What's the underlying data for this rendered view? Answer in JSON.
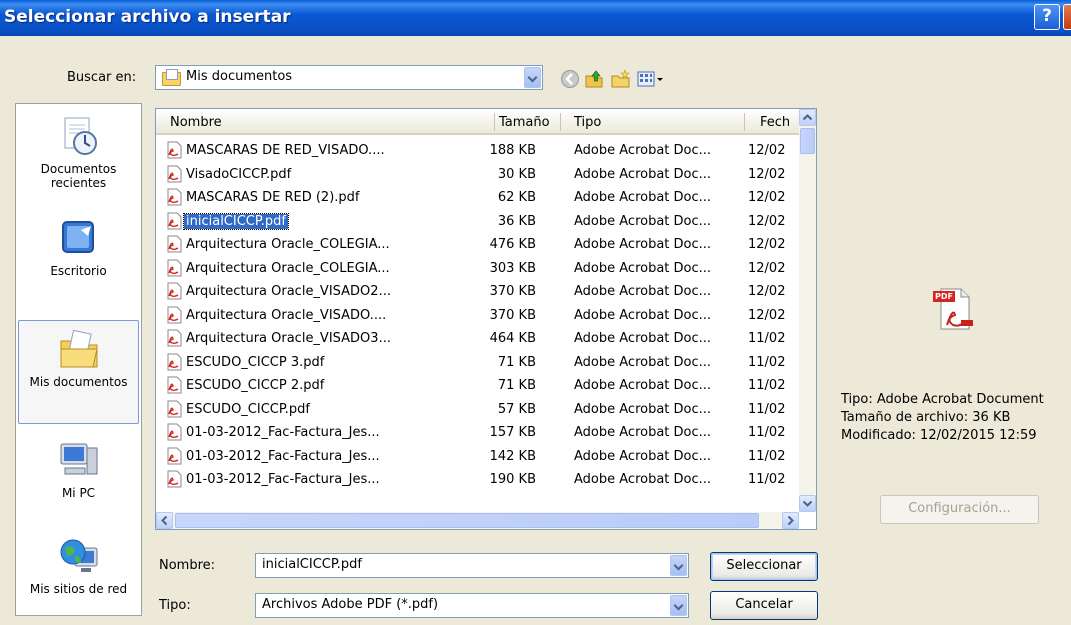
{
  "window": {
    "title": "Seleccionar archivo a insertar",
    "help": "?"
  },
  "lookin": {
    "label": "Buscar en:",
    "value": "Mis documentos"
  },
  "places": [
    {
      "label": "Documentos recientes"
    },
    {
      "label": "Escritorio"
    },
    {
      "label": "Mis documentos"
    },
    {
      "label": "Mi PC"
    },
    {
      "label": "Mis sitios de red"
    }
  ],
  "columns": {
    "name": "Nombre",
    "size": "Tamaño",
    "type": "Tipo",
    "date": "Fech"
  },
  "files": [
    {
      "name": "MASCARAS DE RED_VISADO....",
      "size": "188 KB",
      "type": "Adobe Acrobat Doc...",
      "date": "12/02"
    },
    {
      "name": "VisadoCICCP.pdf",
      "size": "30 KB",
      "type": "Adobe Acrobat Doc...",
      "date": "12/02"
    },
    {
      "name": "MASCARAS DE RED (2).pdf",
      "size": "62 KB",
      "type": "Adobe Acrobat Doc...",
      "date": "12/02"
    },
    {
      "name": "inicialCICCP.pdf",
      "size": "36 KB",
      "type": "Adobe Acrobat Doc...",
      "date": "12/02"
    },
    {
      "name": "Arquitectura Oracle_COLEGIA...",
      "size": "476 KB",
      "type": "Adobe Acrobat Doc...",
      "date": "12/02"
    },
    {
      "name": "Arquitectura Oracle_COLEGIA...",
      "size": "303 KB",
      "type": "Adobe Acrobat Doc...",
      "date": "12/02"
    },
    {
      "name": "Arquitectura Oracle_VISADO2...",
      "size": "370 KB",
      "type": "Adobe Acrobat Doc...",
      "date": "12/02"
    },
    {
      "name": "Arquitectura Oracle_VISADO....",
      "size": "370 KB",
      "type": "Adobe Acrobat Doc...",
      "date": "12/02"
    },
    {
      "name": "Arquitectura Oracle_VISADO3...",
      "size": "464 KB",
      "type": "Adobe Acrobat Doc...",
      "date": "11/02"
    },
    {
      "name": "ESCUDO_CICCP 3.pdf",
      "size": "71 KB",
      "type": "Adobe Acrobat Doc...",
      "date": "11/02"
    },
    {
      "name": "ESCUDO_CICCP 2.pdf",
      "size": "71 KB",
      "type": "Adobe Acrobat Doc...",
      "date": "11/02"
    },
    {
      "name": "ESCUDO_CICCP.pdf",
      "size": "57 KB",
      "type": "Adobe Acrobat Doc...",
      "date": "11/02"
    },
    {
      "name": "01-03-2012_Fac-Factura_Jes...",
      "size": "157 KB",
      "type": "Adobe Acrobat Doc...",
      "date": "11/02"
    },
    {
      "name": "01-03-2012_Fac-Factura_Jes...",
      "size": "142 KB",
      "type": "Adobe Acrobat Doc...",
      "date": "11/02"
    },
    {
      "name": "01-03-2012_Fac-Factura_Jes...",
      "size": "190 KB",
      "type": "Adobe Acrobat Doc...",
      "date": "11/02"
    }
  ],
  "filename": {
    "label": "Nombre:",
    "value": "inicialCICCP.pdf"
  },
  "filetype": {
    "label": "Tipo:",
    "value": "Archivos Adobe PDF (*.pdf)"
  },
  "buttons": {
    "select": "Seleccionar",
    "cancel": "Cancelar",
    "config": "Configuración..."
  },
  "preview": {
    "icon_text": "PDF",
    "type": "Tipo: Adobe Acrobat Document",
    "size": "Tamaño de archivo: 36 KB",
    "modified": "Modificado: 12/02/2015 12:59"
  },
  "colors": {
    "titlebar": "#0a4fc4",
    "selection": "#316ac5",
    "dialog_bg": "#ece9d8"
  }
}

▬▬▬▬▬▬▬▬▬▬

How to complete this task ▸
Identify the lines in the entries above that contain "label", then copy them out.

Exercise response ▸
    "label": "Buscar en:",
      "label": "Documentos recientes"
      "label": "Escritorio"
      "label": "Mis documentos"
      "label": "Mi PC"
      "label": "Mis sitios de red"
    "label": "Nombre:",
    "label": "Tipo:",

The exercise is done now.